  • Expanding health care coverage Starting in 2014, most people who are uninsured or buying individual insurance with incomes up to four times the poverty level ($92,200 for a family of four and $44,680 for a single person in 2012) will be eligible for expanded coverage through Medicaid or tax credits to subsidize the cost of private insurance. The Patient Protection and Affordable Care Act requires most people to have basic insurance coverage or face penalties. State-based marketplaces will allow people to shop for insurance policies. There were an estimated 1.6 million people without health insurance in North Carolina, amounting to 19 percent of the population, in 2010. N.C. Health Benefits Exchange proposal: • Would certify insurance plans, create a website so customers can compare plans, provide a quality rating system, set up a telephone hotline, and provide consumer outreach and assistance. • Cost estimates: It would cost $23.8 million in 2014, $25 million in 2015 and $26.7 million in 2016. • Expected to have 715,000 participants enrolled in 2014 (about 51,000 small businesses; the rest individuals), and reach about 900,000 by 2016. • Would be an independent, nonprofit, quasi-governmental agency with an executive and a board of directors. • Expected to have 715,000 participants enrolled in 2014 (about 51,000 small businesses; the rest individuals), and reach about 900,000 by 2016. • The rate of uninsured nonelderly adults in North Carolina is estimated to decrease in 2014 from 18 percent to 8 percent, under an exchange. Read the N.C. Institute of Medicine report.

One of the most controversial parts of the U.S. Supreme Court ruling on the Affordable Care Act allows states to opt out of expanding Medicaid coverage in 2014.

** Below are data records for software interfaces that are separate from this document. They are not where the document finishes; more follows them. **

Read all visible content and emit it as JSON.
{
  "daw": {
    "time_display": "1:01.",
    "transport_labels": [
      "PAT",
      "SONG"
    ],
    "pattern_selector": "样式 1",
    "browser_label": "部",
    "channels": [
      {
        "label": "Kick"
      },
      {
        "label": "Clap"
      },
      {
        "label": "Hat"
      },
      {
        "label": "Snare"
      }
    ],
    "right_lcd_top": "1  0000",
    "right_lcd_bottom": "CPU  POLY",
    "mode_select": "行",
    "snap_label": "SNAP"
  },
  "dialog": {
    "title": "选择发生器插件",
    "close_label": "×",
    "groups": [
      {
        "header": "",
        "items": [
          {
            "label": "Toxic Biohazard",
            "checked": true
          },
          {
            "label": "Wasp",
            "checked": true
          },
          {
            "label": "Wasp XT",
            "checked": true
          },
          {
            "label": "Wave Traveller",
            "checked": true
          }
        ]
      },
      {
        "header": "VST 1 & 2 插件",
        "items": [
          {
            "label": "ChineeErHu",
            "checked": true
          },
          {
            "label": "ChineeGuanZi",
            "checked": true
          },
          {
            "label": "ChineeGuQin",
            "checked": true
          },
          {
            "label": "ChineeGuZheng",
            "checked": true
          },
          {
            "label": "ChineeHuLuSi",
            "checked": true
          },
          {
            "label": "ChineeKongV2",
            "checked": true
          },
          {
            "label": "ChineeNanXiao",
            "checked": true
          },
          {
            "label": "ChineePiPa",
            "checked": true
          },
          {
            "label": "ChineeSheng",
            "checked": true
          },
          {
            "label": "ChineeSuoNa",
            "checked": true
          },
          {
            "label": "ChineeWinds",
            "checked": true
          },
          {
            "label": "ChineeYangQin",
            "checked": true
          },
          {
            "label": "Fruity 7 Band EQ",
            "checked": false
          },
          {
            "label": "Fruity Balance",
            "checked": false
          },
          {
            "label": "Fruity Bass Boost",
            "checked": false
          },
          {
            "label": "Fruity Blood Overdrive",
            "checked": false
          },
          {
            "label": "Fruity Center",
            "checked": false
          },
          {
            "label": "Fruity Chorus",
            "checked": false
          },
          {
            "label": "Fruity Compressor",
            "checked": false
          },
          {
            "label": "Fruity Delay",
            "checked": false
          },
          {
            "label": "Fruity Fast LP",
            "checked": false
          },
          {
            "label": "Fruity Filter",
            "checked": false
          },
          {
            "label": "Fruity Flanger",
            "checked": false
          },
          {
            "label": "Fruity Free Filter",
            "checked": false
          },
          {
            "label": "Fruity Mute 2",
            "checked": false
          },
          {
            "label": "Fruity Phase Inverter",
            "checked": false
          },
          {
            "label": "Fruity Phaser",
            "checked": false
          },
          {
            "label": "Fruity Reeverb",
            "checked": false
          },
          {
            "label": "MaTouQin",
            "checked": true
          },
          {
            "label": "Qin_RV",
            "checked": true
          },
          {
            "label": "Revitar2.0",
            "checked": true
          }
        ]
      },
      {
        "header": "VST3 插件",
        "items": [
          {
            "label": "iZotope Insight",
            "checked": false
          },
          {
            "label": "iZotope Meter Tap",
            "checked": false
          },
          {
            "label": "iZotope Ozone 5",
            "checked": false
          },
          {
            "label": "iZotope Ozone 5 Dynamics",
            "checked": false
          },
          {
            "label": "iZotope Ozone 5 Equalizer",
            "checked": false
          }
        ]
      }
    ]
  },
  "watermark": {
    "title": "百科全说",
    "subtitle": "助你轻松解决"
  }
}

The expansion is one of the first and most important decisions North Carolina’s next governor will make, but the question is receiving little attention on the campaign trail as the candidates appear unsure of what to do.

In North Carolina, where roughly one in five residents is uninsured, the expansion would initially add roughly 525,000 residents to the program. The number grows to 560,000 by 2019 with about 75 percent of those currently not insured.

Republican candidate Pat McCrory’s campaign indicated he opposed taking millions in federal money to cover the new recipients, expressing concern about the cost. “It would be irresponsible for North Carolina to now automatically accept the federal money before knowing the immediate and long-term costs of the law and its impact on our already fragile economy and budget,” the campaign said in a statement.

But later, McCrory appeared to soften his stance, telling reporters last week: “I think one of the options might be to turn it down. But I don’t think there is enough information about what those ramifications are. We don’t know the rules and procedures.”

His Democratic rival, Walter Dalton, hasn’t made a decision. “It’s a big issue involving a lot of money and a complex decision. He needs to study it further,” campaign spokesman Schorr Johnson said.

In other states, Republican governors like Rick Perry in Texas and Nikki Haley in South Carolina already have made it clear that they don’t want the federal money for ideological and financial reasons.

For the first few years, the federal government would pay the entire cost for newly eligible people. The reimbursement will drop to 90 percent by 2019. Typically, Medicaid pays two-thirds of the state’s costs, and the state pays the rest. Under the health care law, the expansion would cover anyone earning less than 138 percent of the federal poverty level, or roughly $32,000 for a family of four.

The state Medicaid office estimated that adding 560,000 people to Medicaid would cost the state $830 million over six years and bring in $15 billion in federal money. The bulk of that cost is not from the newly eligible people – but rather those currently eligible who are not on the Medicaid rolls.

“We are going to pay whether we expand or not,” said Pam Silberman, the president of the N.C. Institute of Medicine.

The N.C. General Assembly is studying the issue and waiting for the new governor’s input, said Rep. Nelson Dollar, a Cary Republican and Medicaid expert. “From the initial numbers, it looks very problematic as to where the money would come from to afford the expansion,” he said.

Gov. Bev Perdue’s office said last week that it is still reviewing aspects of the Medicaid issue.

Staff writer Rob Christensen contributed to this report.

Frank: 919-829-4698

News & Observer is pleased to provide this opportunity to share information, experiences and observations about what's in the news. Some of the comments may be reprinted elsewhere in the site or in the newspaper. We encourage lively, open debate on the issues of the day, and ask that you refrain from profanity, hate speech, personal comments and remarks that are off point. Thank you for taking the time to offer your thoughts.

Commenting FAQs | Terms of Service